[Data for analysis]
▼
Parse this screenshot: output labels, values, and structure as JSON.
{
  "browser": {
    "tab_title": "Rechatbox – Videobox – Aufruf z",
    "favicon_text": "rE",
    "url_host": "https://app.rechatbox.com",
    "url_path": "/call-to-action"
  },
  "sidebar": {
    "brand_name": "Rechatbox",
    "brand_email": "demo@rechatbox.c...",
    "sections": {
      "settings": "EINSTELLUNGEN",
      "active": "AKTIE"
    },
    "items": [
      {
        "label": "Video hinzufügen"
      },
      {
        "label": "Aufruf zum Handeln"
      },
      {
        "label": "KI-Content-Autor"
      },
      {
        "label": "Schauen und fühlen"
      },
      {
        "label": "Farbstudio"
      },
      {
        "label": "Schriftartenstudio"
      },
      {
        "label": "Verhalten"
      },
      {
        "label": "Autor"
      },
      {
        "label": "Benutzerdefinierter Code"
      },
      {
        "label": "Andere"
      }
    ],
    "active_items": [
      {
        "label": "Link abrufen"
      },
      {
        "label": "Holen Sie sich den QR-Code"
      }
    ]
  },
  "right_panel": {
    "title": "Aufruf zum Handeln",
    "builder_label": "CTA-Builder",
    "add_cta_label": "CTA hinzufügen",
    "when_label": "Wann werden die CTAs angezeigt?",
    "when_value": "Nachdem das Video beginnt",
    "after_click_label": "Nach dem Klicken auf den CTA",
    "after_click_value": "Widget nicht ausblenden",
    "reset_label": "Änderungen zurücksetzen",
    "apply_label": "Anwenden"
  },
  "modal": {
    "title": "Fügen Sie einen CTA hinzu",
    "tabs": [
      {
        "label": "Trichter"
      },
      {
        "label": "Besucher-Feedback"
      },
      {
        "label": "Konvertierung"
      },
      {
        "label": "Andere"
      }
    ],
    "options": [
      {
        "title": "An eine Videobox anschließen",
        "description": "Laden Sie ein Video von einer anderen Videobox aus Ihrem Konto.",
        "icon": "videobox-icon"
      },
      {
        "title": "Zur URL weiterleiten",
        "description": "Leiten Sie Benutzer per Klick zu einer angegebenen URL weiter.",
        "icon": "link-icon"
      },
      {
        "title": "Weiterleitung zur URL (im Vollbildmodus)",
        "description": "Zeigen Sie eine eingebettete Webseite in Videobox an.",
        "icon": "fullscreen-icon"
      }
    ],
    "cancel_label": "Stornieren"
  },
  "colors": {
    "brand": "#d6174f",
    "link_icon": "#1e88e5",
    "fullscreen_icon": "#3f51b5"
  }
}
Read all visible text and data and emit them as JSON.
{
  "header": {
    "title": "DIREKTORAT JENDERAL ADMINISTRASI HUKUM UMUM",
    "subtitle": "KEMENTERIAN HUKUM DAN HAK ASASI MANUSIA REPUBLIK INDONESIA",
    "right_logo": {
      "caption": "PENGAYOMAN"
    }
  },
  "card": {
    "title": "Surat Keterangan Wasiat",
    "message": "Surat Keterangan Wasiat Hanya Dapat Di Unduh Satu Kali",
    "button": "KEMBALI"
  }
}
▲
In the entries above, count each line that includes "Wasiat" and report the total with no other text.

2